Because the auditory nerve and sensitive inner ear are intact, conductive hearing loss usually makes noises less loud but not muddled. As a result, simply turning up the volume may help improve hearing. Other symptoms may include pain or pressure, hearing loss in only one ear, or feeling like your voice sounds different.
Conductive hearing loss is often reversed by treating the specific cause, such as extracting earwax, taking antibiotics, or having surgery. However, some causes, such as stenosis or exostoses, are more difficult to treat and may cause permanent hearing loss.

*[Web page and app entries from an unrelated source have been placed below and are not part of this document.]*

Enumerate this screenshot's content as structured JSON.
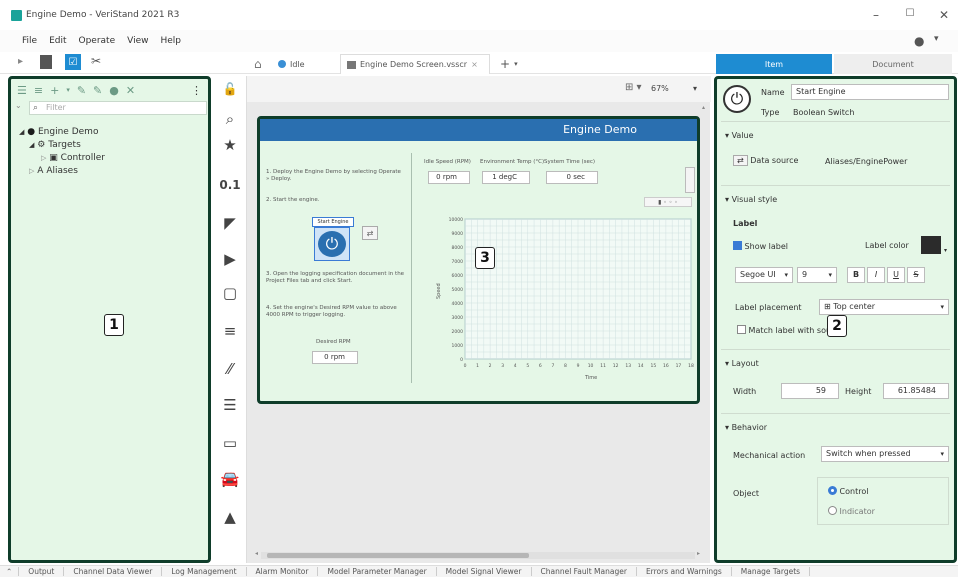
{
  "window": {
    "title": "Engine Demo - VeriStand 2021 R3"
  },
  "menu": [
    "File",
    "Edit",
    "Operate",
    "View",
    "Help"
  ],
  "doc_tabs": [
    {
      "label": "Idle"
    },
    {
      "label": "Engine Demo Screen.vsscr",
      "close": "×"
    }
  ],
  "left_panel": {
    "filter_placeholder": "Filter",
    "tree": [
      {
        "label": "Engine Demo",
        "level": 0
      },
      {
        "label": "Targets",
        "level": 1
      },
      {
        "label": "Controller",
        "level": 2
      },
      {
        "label": "Aliases",
        "level": 1
      }
    ]
  },
  "canvas": {
    "zoom": "67%"
  },
  "screen": {
    "title": "Engine Demo",
    "instructions": [
      "1. Deploy the Engine Demo by selecting Operate » Deploy.",
      "2. Start the engine.",
      "3. Open the logging specification document in the Project Files tab and click Start.",
      "4. Set the engine's Desired RPM value to above 4000 RPM to trigger logging."
    ],
    "start_label": "Start Engine",
    "desired_rpm_label": "Desired RPM",
    "desired_rpm_value": "0 rpm",
    "readouts": [
      {
        "label": "Idle Speed (RPM)",
        "value": "0 rpm"
      },
      {
        "label": "Environment Temp (°C)",
        "value": "1 degC"
      },
      {
        "label": "System Time (sec)",
        "value": "0 sec"
      }
    ],
    "graph": {
      "y_ticks": [
        "10000",
        "9000",
        "8000",
        "7000",
        "6000",
        "5000",
        "4000",
        "3000",
        "2000",
        "1000",
        "0"
      ],
      "x_ticks": [
        "0",
        "1",
        "2",
        "3",
        "4",
        "5",
        "6",
        "7",
        "8",
        "9",
        "10",
        "11",
        "12",
        "13",
        "14",
        "15",
        "16",
        "17",
        "18"
      ],
      "xlabel": "Time",
      "ylabel": "Speed"
    }
  },
  "right_panel": {
    "tabs": {
      "item": "Item",
      "document": "Document"
    },
    "name_label": "Name",
    "name_value": "Start Engine",
    "type_label": "Type",
    "type_value": "Boolean Switch",
    "value_section": "Value",
    "data_source_label": "Data source",
    "data_source_value": "Aliases/EnginePower",
    "visual_section": "Visual style",
    "label_heading": "Label",
    "show_label": "Show label",
    "label_color": "Label color",
    "font": "Segoe UI",
    "font_size": "9",
    "font_buttons": [
      "B",
      "I",
      "U",
      "S"
    ],
    "label_placement_label": "Label placement",
    "label_placement_value": "Top center",
    "match_label": "Match label with source",
    "layout_section": "Layout",
    "width_label": "Width",
    "width_value": "59",
    "height_label": "Height",
    "height_value": "61.85484",
    "behavior_section": "Behavior",
    "mech_label": "Mechanical action",
    "mech_value": "Switch when pressed",
    "object_label": "Object",
    "object_options": [
      "Control",
      "Indicator"
    ]
  },
  "callouts": [
    "1",
    "2",
    "3"
  ],
  "bottom_tabs": [
    "Output",
    "Channel Data Viewer",
    "Log Management",
    "Alarm Monitor",
    "Model Parameter Manager",
    "Model Signal Viewer",
    "Channel Fault Manager",
    "Errors and Warnings",
    "Manage Targets"
  ],
  "colors": {
    "accent_tab": "#1e8cd2",
    "highlight_panel": "#e5f7e7",
    "highlight_border": "#0f3d2a",
    "screen_header": "#2a6fb0"
  }
}
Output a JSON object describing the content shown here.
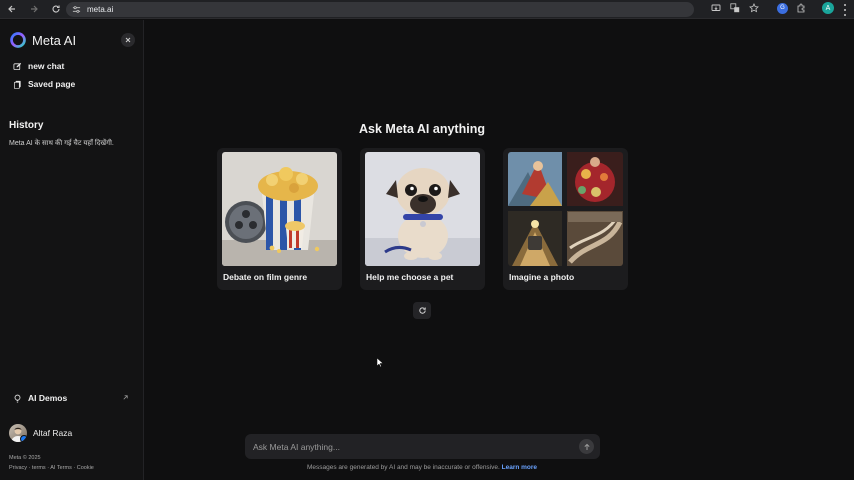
{
  "browser": {
    "url": "meta.ai",
    "profile_initial": "A",
    "extension_initial": "G",
    "icons": [
      "back-arrow-icon",
      "forward-arrow-icon",
      "reload-icon",
      "site-settings-icon",
      "install-app-icon",
      "translate-icon",
      "bookmark-star-icon",
      "extensions-icon",
      "menu-kebab-icon"
    ]
  },
  "sidebar": {
    "brand": "Meta AI",
    "items": [
      {
        "label": "new chat",
        "icon": "edit-icon"
      },
      {
        "label": "Saved page",
        "icon": "saved-page-icon"
      }
    ],
    "history_title": "History",
    "history_empty_text": "Meta AI के साथ की गई चैट यहाँ दिखेंगी.",
    "demos_label": "AI Demos",
    "user_name": "Altaf Raza",
    "copyright": "Meta © 2025",
    "footer_links": "Privacy · terms · AI Terms · Cookie"
  },
  "main": {
    "headline": "Ask Meta AI anything",
    "cards": [
      {
        "label": "Debate on film genre",
        "image": "popcorn-and-film-reel"
      },
      {
        "label": "Help me choose a pet",
        "image": "pug-puppy"
      },
      {
        "label": "Imagine a photo",
        "image": "collage-of-four-photos"
      }
    ],
    "prompt_placeholder": "Ask Meta AI anything...",
    "disclaimer": "Messages are generated by AI and may be inaccurate or offensive.",
    "learn_more": "Learn more"
  },
  "colors": {
    "background": "#0f0f10",
    "sidebar": "#131314",
    "card": "#1c1c1e",
    "link": "#6aa3ff"
  }
}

In this case, hearing aids are often recommended.
Mixed Hearing Loss
Mixed hearing loss is a combination of sensorineural and conductive hearing loss. It can occur suddenly following a traumatic event or develop gradually when one type of hearing loss compounds the other. The symptoms are a mix of those listed for the conditions above. Treatment depends on whether the hearing loss is more sensorineural or conductive in nature.
No matter the type or cause of your hearing loss, we invite you to schedule a free hearing test and consultation with Elite Hearing Centers of America. We offer 30-day, risk-free hearing aid trials, so you can test out some of the world’s best hearing devices at no cost and no obligation—no kidding! For more information, please call 855-432-7354 or contact us online. You’ll be glad you did!